### [ACTION ITEM]
Beneath this task are records; count how many lines include the string "name" and answer with that number alone.

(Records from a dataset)
☆ ☆ ☆

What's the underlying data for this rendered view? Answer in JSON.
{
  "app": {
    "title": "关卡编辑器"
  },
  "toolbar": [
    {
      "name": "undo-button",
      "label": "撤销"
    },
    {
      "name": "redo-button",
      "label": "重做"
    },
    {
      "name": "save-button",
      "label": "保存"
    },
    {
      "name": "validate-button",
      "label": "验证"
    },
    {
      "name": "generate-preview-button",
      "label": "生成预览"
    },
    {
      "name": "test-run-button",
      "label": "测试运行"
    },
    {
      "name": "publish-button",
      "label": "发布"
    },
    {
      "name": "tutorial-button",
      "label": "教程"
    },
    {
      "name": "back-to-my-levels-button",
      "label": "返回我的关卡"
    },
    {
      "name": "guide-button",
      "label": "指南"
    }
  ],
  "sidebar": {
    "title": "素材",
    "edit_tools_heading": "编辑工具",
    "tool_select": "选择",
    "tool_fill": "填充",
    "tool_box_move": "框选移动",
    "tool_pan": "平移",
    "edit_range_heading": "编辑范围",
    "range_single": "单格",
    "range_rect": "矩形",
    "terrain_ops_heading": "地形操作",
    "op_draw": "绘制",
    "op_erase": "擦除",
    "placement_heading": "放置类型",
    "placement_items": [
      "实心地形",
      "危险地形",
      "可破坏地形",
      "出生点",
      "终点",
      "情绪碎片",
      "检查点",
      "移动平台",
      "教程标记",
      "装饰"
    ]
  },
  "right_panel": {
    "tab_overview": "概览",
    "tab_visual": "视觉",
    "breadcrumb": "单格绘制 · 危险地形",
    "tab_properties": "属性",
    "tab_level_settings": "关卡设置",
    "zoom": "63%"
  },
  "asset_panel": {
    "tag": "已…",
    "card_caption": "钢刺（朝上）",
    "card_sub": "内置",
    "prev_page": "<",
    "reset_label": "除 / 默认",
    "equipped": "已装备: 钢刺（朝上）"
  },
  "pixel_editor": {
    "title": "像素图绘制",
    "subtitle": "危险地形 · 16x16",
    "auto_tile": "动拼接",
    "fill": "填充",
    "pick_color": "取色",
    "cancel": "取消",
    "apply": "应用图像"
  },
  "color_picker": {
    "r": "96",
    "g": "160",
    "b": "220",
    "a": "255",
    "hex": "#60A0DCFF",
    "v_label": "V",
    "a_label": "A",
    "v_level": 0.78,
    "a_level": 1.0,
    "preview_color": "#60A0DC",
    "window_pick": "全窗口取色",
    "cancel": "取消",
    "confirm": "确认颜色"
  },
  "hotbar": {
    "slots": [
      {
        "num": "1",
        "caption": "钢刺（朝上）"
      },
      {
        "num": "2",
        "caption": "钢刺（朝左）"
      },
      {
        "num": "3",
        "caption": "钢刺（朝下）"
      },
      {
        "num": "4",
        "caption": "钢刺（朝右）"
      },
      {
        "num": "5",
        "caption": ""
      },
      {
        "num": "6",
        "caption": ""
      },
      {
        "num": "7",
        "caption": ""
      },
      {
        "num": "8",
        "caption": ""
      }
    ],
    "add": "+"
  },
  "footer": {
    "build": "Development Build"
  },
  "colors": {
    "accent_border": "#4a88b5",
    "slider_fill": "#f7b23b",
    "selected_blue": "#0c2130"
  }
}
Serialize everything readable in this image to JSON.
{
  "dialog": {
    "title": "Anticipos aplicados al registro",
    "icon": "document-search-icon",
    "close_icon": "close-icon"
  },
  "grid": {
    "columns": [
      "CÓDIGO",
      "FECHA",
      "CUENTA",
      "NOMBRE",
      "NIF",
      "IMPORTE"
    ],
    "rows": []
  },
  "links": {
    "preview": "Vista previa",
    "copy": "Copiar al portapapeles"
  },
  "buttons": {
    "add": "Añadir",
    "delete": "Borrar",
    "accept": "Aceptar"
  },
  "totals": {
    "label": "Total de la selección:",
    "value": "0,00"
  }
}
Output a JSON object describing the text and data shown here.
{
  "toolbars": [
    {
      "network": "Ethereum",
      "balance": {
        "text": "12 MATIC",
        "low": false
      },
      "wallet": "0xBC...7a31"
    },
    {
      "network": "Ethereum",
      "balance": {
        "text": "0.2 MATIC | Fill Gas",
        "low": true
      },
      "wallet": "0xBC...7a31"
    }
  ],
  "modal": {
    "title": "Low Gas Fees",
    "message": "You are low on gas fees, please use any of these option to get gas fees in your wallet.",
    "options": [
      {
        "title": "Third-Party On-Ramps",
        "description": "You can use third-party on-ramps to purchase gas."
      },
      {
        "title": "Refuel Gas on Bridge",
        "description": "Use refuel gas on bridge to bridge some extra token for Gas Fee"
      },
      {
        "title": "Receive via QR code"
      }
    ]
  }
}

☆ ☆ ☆

### [SOLUTION TO THE PROBLEM]
10